* _Work required_: Using the material that follows, identify and copy each line with the string "JSON".

* _Recorded data_:

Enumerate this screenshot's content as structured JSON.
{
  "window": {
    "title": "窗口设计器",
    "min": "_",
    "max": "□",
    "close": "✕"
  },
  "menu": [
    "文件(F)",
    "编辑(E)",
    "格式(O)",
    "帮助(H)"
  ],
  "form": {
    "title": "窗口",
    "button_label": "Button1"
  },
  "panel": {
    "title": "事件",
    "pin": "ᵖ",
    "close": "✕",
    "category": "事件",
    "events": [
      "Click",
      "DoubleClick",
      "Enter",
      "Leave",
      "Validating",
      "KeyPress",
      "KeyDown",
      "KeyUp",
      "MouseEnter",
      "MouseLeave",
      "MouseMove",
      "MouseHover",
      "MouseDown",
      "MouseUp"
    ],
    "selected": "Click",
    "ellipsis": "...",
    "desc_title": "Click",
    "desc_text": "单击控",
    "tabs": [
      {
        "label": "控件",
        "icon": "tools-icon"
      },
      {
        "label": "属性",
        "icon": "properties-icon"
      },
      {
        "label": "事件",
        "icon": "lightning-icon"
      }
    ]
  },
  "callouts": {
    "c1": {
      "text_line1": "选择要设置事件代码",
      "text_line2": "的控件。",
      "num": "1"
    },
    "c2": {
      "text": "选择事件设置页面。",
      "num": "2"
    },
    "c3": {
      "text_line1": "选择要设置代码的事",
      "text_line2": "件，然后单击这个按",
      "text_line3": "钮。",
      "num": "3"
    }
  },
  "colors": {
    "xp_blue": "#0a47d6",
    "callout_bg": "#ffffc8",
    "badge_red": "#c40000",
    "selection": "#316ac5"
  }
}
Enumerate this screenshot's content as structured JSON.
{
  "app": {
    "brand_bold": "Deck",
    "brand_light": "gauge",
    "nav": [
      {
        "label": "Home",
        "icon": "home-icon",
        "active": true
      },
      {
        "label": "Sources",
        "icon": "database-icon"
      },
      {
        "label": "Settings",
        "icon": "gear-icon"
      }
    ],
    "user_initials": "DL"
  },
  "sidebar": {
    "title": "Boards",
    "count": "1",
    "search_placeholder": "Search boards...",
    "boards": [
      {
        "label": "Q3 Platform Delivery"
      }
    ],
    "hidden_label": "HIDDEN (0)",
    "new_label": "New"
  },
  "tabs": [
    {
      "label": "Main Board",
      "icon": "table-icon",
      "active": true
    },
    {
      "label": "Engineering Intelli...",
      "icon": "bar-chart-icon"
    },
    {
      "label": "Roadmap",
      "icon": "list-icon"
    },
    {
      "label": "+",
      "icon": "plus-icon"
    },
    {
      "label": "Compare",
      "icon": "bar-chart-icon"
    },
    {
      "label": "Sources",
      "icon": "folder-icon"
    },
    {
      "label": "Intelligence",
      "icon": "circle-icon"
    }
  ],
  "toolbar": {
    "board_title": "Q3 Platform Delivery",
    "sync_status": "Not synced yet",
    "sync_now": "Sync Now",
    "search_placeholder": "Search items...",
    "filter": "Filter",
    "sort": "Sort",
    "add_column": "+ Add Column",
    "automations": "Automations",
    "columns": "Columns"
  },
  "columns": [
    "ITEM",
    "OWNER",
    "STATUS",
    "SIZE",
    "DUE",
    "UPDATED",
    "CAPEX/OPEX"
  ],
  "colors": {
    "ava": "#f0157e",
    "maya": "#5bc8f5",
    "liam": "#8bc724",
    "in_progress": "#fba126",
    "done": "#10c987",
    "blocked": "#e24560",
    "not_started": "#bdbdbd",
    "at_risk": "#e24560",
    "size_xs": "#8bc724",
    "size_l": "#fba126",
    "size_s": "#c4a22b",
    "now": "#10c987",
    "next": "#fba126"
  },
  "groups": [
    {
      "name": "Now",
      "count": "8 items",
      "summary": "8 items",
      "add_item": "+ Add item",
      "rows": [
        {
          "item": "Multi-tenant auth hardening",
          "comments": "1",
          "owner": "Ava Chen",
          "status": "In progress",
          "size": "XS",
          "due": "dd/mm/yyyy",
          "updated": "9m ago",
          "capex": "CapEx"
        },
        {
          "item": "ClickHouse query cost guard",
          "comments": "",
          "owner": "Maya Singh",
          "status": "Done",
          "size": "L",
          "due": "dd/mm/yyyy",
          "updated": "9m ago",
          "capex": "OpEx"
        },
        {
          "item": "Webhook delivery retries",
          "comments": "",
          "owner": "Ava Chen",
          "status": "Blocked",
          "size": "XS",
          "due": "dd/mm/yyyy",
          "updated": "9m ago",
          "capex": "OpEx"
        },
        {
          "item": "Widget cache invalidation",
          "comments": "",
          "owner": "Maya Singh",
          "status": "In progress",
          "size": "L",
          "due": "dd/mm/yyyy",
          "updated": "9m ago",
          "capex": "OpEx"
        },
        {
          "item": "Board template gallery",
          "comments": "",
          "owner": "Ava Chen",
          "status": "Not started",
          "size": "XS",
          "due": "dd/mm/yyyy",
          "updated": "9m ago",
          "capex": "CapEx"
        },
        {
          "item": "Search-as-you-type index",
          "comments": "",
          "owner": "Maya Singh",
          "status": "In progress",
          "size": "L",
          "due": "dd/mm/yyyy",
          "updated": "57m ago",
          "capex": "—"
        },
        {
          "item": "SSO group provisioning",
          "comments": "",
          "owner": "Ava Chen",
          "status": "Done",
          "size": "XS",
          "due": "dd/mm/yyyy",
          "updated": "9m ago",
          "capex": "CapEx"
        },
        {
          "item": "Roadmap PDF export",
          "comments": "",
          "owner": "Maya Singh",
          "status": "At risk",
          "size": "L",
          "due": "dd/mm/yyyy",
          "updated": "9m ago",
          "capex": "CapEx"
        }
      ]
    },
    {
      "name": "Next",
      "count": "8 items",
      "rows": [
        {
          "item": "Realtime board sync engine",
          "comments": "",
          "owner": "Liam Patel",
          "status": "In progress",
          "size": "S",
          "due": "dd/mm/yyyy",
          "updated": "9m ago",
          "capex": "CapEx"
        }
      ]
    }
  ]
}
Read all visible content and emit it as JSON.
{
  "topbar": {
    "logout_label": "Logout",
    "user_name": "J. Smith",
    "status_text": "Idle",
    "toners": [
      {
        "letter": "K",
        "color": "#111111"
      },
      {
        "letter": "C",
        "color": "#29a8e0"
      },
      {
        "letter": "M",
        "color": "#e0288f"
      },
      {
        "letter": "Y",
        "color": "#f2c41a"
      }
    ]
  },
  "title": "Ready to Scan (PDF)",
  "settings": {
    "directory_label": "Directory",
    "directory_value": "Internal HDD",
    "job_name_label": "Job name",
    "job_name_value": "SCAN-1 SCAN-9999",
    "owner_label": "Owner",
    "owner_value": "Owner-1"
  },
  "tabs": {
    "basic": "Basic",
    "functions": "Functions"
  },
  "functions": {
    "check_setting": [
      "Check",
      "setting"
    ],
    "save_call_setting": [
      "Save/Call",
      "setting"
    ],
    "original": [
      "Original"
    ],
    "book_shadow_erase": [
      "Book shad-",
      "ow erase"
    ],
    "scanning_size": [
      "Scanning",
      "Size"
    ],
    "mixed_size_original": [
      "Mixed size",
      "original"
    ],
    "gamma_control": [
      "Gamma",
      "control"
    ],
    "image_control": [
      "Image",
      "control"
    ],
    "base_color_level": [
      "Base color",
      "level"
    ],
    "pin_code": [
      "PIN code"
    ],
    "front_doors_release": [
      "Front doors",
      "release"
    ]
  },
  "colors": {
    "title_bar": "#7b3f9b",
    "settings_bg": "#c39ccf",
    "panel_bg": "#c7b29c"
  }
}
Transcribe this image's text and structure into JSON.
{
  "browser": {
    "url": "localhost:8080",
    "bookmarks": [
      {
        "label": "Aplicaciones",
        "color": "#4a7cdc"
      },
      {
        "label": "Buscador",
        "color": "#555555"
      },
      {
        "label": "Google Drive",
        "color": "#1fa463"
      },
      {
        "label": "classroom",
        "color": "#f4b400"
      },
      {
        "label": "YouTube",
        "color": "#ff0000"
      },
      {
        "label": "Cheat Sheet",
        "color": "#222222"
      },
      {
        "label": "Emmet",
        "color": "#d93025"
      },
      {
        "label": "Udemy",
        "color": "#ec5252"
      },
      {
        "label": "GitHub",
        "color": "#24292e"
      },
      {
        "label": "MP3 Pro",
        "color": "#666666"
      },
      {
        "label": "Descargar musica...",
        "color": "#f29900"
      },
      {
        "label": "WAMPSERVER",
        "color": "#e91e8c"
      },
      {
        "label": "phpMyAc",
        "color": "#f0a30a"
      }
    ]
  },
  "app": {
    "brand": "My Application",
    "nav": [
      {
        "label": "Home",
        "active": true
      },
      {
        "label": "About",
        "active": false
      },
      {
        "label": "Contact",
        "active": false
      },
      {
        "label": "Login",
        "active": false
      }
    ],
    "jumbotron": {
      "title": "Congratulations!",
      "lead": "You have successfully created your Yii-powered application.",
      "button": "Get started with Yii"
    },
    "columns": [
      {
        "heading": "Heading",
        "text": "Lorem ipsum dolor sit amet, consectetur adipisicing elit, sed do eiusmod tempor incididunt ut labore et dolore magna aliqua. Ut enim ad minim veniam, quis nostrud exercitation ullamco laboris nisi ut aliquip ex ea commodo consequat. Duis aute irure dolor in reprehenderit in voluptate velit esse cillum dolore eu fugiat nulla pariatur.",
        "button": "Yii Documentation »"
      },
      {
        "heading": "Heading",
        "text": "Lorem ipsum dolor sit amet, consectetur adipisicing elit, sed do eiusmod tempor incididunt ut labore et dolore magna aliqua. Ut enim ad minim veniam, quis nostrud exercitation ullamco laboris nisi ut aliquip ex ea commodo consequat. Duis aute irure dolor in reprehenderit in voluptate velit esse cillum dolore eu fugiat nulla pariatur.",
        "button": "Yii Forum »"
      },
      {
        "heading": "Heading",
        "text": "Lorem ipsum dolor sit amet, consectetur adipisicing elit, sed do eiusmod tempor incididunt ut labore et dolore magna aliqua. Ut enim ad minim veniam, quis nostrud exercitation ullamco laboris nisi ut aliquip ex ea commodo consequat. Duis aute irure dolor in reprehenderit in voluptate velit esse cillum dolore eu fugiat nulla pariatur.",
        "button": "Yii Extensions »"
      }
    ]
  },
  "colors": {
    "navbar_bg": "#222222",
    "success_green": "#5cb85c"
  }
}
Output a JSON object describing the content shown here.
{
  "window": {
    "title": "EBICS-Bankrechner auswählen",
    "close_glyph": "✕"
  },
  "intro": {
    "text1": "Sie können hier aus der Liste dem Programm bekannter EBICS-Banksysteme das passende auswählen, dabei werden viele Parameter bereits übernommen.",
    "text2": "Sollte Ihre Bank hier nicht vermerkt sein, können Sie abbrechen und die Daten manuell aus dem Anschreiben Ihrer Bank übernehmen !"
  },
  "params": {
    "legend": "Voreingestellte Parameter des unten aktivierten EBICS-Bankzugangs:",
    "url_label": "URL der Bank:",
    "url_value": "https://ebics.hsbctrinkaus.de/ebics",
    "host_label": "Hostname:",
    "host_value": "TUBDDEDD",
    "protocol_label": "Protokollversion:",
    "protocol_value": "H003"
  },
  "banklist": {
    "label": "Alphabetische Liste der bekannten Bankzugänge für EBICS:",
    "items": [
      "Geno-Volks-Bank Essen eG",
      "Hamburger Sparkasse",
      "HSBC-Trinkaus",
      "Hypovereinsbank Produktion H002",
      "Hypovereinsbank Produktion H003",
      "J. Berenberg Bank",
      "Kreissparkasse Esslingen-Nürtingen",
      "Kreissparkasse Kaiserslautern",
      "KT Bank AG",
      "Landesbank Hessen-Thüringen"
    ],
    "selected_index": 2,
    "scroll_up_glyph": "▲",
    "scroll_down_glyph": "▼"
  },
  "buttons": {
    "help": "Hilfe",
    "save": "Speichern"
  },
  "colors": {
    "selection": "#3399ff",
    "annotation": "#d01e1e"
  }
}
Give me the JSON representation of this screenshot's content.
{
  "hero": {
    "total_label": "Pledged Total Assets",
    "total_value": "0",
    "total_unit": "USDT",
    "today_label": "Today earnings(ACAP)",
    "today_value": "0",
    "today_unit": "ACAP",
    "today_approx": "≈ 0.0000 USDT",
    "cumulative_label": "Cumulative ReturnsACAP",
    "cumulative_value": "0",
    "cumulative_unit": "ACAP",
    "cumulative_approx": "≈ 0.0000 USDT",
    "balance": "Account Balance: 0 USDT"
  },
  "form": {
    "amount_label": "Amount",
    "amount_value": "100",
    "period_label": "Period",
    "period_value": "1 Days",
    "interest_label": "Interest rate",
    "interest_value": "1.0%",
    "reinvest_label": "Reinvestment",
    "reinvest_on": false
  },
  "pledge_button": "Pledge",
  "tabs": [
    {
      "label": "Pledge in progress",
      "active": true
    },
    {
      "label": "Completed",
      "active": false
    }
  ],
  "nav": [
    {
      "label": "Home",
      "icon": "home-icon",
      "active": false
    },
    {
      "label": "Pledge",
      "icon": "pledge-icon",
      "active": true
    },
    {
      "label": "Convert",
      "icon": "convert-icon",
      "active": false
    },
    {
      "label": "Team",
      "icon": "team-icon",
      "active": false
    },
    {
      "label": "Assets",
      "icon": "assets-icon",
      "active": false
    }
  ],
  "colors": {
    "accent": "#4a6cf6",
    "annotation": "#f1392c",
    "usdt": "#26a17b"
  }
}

* _Output for this exercise_:
Enumerate this screenshot's content as structured JSON.
Enumerate this screenshot's content as structured JSON.
Read all visible content and emit it as JSON.
Transcribe this image's text and structure into JSON.
Output a JSON object describing the content shown here.
Give me the JSON representation of this screenshot's content.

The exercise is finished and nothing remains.